### [Material shown]

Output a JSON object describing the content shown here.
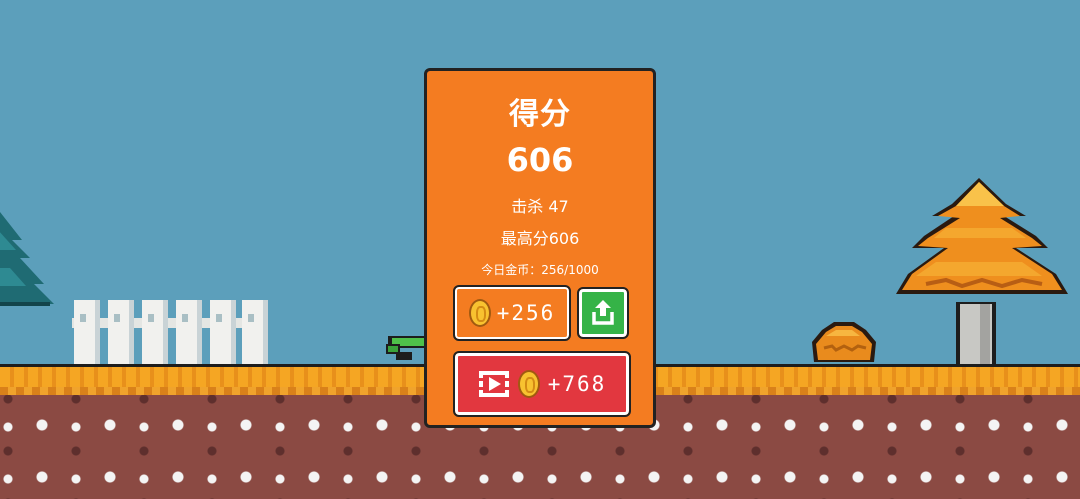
{
  "result_panel": {
    "title": "得分",
    "score": "606",
    "kills": "击杀 47",
    "best": "最高分606",
    "daily_coins": "今日金币：256/1000",
    "claim_label": "+256",
    "video_reward_label": "+768"
  },
  "colors": {
    "sky": "#5c9fbb",
    "panel": "#f47c21",
    "share_button": "#35b347",
    "video_button": "#e2373f",
    "ground_top": "#f5a623",
    "dirt": "#8b4a43"
  },
  "icons": {
    "coin": "coin-icon",
    "share": "share-icon",
    "video": "film-icon"
  }
}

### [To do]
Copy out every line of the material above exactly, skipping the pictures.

### [Your solution]
Output a JSON object describing the content shown here.
{
  "result_panel": {
    "title": "得分",
    "score": "606",
    "kills": "击杀 47",
    "best": "最高分606",
    "daily_coins": "今日金币：256/1000",
    "claim_label": "+256",
    "video_reward_label": "+768"
  },
  "colors": {
    "sky": "#5c9fbb",
    "panel": "#f47c21",
    "share_button": "#35b347",
    "video_button": "#e2373f",
    "ground_top": "#f5a623",
    "dirt": "#8b4a43"
  },
  "icons": {
    "coin": "coin-icon",
    "share": "share-icon",
    "video": "film-icon"
  }
}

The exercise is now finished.